“Let’s not forget that the EU’s structural support will be cut after 2020. This alone will force Lithuania to review its tax policy. We won’t be able to serve our national interests without increasing the share of GDP redistributed via the government budget. The share that Lithuania currently redistributes is among the lowest in the union,” Andriukaitis, a social democrat, said in an interview with the Lietuvos Rytas daily.
Andriukaitis, who is the European Commissioner in charge of health and food safety, noted that the European Commission had said Lithuania needed to expand its tax base which was over-reliant on labour and consumption levies.
He said Lithuanian society needs to start a discussion on tax reform, including the possibility of introducing progressive taxation, otherwise the government will be hard-pressed to finance public services like healthcare, education, research, and culture.
“In Lithuania, we have extreme gaps between highest-earners and lowest-earners,” Andriukaitis said.
“The social democrats must first decide on their social policy encompassing all areas: free higher education, free healthcare in life-threatening cases, protecting the individual from being pressured by their employer, finally, a fairer taxation policy,” Andriukaitis said.
The biggest challenge, however, he said was the “tragic” demographic situation in the country. Negative natural growth and massive emigration has bled the country’s population at unsustainable rates.
“What are we to do? Shouldn’t we take care of young families? They need decent wages, housing loans, schools, kindergartens.

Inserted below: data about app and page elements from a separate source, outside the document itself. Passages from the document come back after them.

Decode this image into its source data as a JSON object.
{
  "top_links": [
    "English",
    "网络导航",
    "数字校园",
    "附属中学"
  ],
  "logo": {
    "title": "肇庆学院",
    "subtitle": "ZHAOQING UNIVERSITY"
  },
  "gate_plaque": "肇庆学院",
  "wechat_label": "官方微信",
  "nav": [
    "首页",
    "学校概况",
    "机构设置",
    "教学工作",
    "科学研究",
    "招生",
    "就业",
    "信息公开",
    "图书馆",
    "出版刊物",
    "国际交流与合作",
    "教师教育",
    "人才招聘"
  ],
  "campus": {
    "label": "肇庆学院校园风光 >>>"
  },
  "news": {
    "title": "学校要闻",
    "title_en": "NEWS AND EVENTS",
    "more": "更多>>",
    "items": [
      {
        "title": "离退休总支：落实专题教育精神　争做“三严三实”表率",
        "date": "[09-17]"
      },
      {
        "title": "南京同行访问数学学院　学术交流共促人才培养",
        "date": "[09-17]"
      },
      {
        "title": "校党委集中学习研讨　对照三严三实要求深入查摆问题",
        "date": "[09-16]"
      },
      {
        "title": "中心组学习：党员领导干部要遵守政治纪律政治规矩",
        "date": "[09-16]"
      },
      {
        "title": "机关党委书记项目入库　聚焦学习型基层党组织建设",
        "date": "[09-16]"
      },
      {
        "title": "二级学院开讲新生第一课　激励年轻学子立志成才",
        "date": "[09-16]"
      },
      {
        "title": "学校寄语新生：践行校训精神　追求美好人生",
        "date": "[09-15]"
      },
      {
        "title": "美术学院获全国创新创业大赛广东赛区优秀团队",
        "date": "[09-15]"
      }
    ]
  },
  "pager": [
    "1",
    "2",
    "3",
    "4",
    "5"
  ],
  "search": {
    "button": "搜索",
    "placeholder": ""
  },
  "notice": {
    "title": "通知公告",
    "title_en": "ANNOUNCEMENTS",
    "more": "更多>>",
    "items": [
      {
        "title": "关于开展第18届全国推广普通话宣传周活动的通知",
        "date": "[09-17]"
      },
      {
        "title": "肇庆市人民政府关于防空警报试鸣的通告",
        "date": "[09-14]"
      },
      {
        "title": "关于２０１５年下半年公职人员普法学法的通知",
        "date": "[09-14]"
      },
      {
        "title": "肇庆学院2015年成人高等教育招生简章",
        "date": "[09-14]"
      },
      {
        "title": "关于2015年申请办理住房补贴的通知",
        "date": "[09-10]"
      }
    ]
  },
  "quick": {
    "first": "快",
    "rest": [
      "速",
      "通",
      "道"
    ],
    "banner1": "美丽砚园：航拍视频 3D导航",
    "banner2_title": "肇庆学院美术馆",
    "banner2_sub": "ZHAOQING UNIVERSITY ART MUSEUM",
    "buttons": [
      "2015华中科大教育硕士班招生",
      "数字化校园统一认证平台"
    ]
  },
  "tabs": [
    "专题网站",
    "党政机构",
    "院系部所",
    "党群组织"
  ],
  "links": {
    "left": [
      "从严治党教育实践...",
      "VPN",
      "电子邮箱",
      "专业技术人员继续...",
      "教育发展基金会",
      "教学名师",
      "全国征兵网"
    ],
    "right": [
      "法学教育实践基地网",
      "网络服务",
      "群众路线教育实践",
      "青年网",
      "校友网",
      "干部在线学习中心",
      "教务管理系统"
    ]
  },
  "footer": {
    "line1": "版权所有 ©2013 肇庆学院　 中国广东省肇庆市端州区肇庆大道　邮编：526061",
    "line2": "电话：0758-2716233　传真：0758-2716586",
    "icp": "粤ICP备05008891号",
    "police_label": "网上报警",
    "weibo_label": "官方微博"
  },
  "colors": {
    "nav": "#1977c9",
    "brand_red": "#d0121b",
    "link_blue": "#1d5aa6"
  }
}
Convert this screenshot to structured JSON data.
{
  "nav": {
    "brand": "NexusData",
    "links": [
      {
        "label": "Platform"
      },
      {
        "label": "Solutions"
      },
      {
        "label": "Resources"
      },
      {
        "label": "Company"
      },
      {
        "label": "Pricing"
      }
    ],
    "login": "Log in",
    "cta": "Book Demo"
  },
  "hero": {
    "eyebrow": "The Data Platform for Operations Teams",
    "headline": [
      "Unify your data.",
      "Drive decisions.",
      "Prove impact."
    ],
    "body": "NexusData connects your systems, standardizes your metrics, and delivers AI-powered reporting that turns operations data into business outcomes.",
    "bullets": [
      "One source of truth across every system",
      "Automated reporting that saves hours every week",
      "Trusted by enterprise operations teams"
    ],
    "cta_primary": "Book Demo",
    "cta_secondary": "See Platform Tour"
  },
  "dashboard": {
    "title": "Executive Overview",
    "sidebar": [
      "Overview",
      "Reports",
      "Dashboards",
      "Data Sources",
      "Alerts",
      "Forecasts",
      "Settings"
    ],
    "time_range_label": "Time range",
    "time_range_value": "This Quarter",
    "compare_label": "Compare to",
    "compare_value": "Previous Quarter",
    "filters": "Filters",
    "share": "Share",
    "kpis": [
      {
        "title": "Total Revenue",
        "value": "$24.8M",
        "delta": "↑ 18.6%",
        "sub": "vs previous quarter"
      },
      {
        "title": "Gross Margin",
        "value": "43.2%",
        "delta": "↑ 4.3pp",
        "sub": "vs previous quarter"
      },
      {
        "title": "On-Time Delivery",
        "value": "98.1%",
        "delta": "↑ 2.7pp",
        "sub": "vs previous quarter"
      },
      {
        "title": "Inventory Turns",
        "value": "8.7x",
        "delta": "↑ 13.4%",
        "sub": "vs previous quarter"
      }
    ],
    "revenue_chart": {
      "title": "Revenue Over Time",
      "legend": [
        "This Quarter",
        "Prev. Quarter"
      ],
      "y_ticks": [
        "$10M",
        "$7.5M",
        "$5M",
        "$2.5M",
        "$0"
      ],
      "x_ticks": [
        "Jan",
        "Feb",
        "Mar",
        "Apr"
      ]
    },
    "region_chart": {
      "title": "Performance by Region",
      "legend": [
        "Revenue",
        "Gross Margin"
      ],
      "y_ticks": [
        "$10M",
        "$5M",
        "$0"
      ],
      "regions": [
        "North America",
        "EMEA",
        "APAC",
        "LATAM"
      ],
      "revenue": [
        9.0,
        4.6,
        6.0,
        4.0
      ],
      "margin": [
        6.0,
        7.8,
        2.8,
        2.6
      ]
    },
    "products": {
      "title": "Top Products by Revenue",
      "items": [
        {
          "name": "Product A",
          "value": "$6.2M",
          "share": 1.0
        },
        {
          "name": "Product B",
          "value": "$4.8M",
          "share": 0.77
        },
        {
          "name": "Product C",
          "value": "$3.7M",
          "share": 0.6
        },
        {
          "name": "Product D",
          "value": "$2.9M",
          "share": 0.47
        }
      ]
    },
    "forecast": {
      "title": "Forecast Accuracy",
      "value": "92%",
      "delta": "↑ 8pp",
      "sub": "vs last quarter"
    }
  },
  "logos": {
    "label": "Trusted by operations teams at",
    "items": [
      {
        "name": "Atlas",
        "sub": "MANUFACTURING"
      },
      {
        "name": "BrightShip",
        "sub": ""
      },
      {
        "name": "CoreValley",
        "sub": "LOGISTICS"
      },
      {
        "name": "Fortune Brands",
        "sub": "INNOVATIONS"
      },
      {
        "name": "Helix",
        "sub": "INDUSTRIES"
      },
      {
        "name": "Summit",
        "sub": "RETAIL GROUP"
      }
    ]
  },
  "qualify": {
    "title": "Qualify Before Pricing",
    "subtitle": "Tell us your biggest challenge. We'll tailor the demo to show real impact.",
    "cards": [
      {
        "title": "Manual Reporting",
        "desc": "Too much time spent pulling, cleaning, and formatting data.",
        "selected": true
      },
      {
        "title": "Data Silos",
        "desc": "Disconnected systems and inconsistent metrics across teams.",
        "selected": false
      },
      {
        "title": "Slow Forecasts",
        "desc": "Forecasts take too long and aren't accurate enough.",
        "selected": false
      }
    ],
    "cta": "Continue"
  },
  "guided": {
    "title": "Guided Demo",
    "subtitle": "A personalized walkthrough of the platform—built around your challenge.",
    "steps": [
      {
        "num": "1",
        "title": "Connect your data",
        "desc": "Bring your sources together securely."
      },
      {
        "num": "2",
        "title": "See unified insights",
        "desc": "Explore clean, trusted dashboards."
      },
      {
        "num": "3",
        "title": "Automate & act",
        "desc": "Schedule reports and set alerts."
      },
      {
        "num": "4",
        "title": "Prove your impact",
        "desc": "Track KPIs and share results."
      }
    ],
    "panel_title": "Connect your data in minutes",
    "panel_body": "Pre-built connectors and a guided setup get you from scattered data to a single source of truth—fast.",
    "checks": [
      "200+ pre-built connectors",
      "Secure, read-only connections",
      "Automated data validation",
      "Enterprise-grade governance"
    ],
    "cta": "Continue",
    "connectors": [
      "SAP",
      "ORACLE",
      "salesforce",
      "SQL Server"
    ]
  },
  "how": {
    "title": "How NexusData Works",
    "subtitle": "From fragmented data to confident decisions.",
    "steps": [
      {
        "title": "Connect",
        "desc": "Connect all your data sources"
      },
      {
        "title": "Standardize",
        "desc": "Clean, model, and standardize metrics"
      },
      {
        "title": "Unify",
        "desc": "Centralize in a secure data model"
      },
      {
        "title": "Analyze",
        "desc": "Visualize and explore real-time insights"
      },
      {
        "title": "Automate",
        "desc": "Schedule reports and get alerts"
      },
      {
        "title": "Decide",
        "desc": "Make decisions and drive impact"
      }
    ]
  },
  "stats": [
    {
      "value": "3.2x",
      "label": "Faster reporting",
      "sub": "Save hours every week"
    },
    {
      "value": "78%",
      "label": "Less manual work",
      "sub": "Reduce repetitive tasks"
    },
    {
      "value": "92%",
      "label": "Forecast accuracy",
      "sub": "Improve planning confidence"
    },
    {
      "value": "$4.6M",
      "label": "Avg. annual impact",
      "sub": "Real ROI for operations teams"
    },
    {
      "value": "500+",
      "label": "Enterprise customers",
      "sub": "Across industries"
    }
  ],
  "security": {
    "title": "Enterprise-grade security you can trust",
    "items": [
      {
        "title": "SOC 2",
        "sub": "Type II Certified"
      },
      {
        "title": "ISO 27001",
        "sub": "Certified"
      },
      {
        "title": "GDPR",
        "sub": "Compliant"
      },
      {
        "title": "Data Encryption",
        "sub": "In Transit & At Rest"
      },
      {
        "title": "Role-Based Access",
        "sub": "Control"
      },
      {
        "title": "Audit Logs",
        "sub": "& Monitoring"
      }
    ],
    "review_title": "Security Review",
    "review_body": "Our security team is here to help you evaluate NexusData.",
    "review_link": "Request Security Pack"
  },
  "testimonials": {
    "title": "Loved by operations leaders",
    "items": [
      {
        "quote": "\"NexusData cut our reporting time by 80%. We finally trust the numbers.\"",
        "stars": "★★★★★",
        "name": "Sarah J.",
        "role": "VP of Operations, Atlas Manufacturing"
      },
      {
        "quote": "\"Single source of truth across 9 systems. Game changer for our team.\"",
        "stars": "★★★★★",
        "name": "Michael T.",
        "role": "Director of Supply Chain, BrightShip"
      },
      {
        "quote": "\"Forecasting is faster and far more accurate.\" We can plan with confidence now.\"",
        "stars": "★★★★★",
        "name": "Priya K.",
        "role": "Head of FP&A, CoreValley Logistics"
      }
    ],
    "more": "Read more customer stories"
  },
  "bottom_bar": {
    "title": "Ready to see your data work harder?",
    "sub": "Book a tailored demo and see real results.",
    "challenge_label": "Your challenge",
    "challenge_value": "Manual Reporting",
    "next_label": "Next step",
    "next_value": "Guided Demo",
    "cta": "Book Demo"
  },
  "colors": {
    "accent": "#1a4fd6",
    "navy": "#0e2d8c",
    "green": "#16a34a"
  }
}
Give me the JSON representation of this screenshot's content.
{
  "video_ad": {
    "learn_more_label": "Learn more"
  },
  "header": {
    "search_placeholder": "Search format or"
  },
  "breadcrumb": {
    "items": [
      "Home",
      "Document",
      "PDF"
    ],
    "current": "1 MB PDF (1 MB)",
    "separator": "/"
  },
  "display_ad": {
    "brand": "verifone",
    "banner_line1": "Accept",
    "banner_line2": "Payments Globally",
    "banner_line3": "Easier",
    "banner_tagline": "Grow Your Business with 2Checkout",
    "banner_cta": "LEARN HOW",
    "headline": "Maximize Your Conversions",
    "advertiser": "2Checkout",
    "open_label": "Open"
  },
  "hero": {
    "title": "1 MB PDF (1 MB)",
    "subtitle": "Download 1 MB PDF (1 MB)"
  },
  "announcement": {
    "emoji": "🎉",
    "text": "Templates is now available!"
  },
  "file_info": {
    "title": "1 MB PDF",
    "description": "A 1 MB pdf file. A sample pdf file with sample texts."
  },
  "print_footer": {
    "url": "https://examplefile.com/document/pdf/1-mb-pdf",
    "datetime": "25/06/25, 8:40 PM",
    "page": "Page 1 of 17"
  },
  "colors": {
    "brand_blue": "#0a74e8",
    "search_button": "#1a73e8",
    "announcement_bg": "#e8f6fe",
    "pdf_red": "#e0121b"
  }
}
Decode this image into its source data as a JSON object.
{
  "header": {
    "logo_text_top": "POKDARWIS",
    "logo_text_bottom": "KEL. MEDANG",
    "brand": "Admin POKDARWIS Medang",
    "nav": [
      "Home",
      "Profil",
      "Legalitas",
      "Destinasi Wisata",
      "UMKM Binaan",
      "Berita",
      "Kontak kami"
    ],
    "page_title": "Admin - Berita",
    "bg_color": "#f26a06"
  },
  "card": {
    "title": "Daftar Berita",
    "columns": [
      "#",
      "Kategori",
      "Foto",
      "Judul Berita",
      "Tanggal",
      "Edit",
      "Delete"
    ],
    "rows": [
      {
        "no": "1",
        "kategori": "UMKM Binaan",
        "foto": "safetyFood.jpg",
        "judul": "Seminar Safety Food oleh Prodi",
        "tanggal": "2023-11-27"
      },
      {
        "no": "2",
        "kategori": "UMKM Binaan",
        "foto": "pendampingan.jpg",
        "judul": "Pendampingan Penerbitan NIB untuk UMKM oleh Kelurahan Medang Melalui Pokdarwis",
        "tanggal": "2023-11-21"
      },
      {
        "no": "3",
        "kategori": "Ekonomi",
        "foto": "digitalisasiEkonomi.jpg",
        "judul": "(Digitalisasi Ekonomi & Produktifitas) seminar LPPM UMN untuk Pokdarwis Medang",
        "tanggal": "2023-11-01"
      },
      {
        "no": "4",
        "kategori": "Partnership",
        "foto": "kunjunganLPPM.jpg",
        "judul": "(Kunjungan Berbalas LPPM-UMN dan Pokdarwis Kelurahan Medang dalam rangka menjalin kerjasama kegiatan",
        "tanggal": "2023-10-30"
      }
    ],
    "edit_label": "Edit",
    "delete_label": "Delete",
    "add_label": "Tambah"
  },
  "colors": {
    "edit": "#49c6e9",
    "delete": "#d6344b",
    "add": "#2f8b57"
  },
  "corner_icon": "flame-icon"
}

These are social goods that cannot be produced without expanding the government budget,” Andriukaitis said. “If politicians do not get that, I wonder if they’re in their right place.”